Exercise goal: Print every entry below exactly, leaving out the pictures.

┌──

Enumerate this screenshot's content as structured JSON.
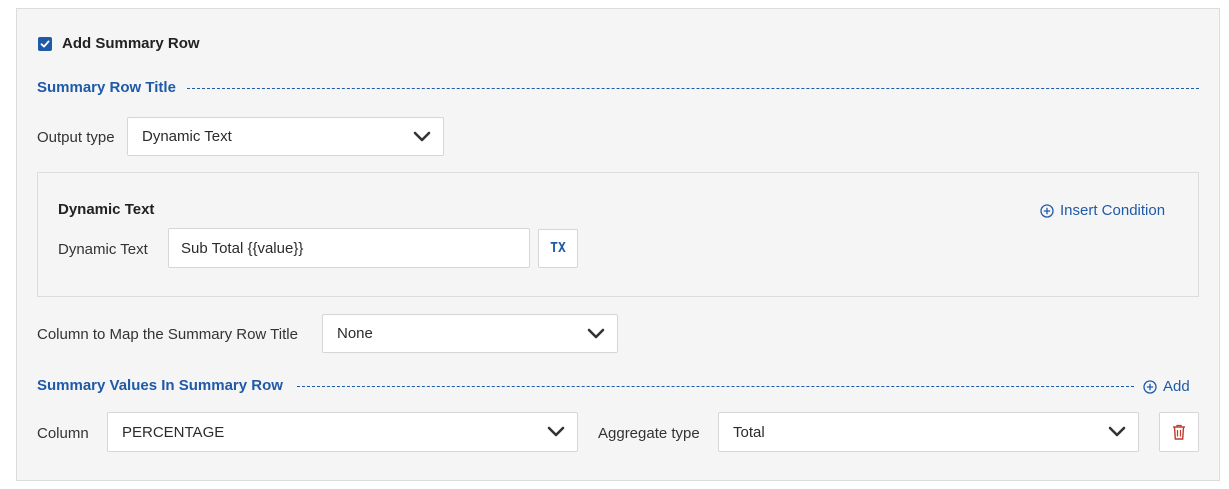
{
  "summary_row": {
    "checkbox_label": "Add Summary Row",
    "checked": true
  },
  "title_section": {
    "heading": "Summary Row Title",
    "output_type_label": "Output type",
    "output_type_value": "Dynamic Text"
  },
  "dynamic_text": {
    "heading": "Dynamic Text",
    "insert_condition_label": "Insert Condition",
    "field_label": "Dynamic Text",
    "field_value": "Sub Total {{value}}",
    "tx_button_label": "TX"
  },
  "column_map": {
    "label": "Column to Map the Summary Row Title",
    "value": "None"
  },
  "values_section": {
    "heading": "Summary Values In Summary Row",
    "add_label": "Add",
    "column_label": "Column",
    "column_value": "PERCENTAGE",
    "aggregate_label": "Aggregate type",
    "aggregate_value": "Total"
  },
  "icons": {
    "checkbox": "checkmark-icon",
    "dropdown": "chevron-down-icon",
    "insert": "plus-circle-icon",
    "add": "plus-circle-icon",
    "delete": "trash-icon"
  },
  "colors": {
    "accent": "#1f5aa8",
    "danger": "#c0392b",
    "panel_bg": "#f5f5f5"
  }
}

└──

Solved problem:
Enumerate this screenshot's content as structured JSON.
{
  "summary_row": {
    "checkbox_label": "Add Summary Row",
    "checked": true
  },
  "title_section": {
    "heading": "Summary Row Title",
    "output_type_label": "Output type",
    "output_type_value": "Dynamic Text"
  },
  "dynamic_text": {
    "heading": "Dynamic Text",
    "insert_condition_label": "Insert Condition",
    "field_label": "Dynamic Text",
    "field_value": "Sub Total {{value}}",
    "tx_button_label": "TX"
  },
  "column_map": {
    "label": "Column to Map the Summary Row Title",
    "value": "None"
  },
  "values_section": {
    "heading": "Summary Values In Summary Row",
    "add_label": "Add",
    "column_label": "Column",
    "column_value": "PERCENTAGE",
    "aggregate_label": "Aggregate type",
    "aggregate_value": "Total"
  },
  "icons": {
    "checkbox": "checkmark-icon",
    "dropdown": "chevron-down-icon",
    "insert": "plus-circle-icon",
    "add": "plus-circle-icon",
    "delete": "trash-icon"
  },
  "colors": {
    "accent": "#1f5aa8",
    "danger": "#c0392b",
    "panel_bg": "#f5f5f5"
  }
}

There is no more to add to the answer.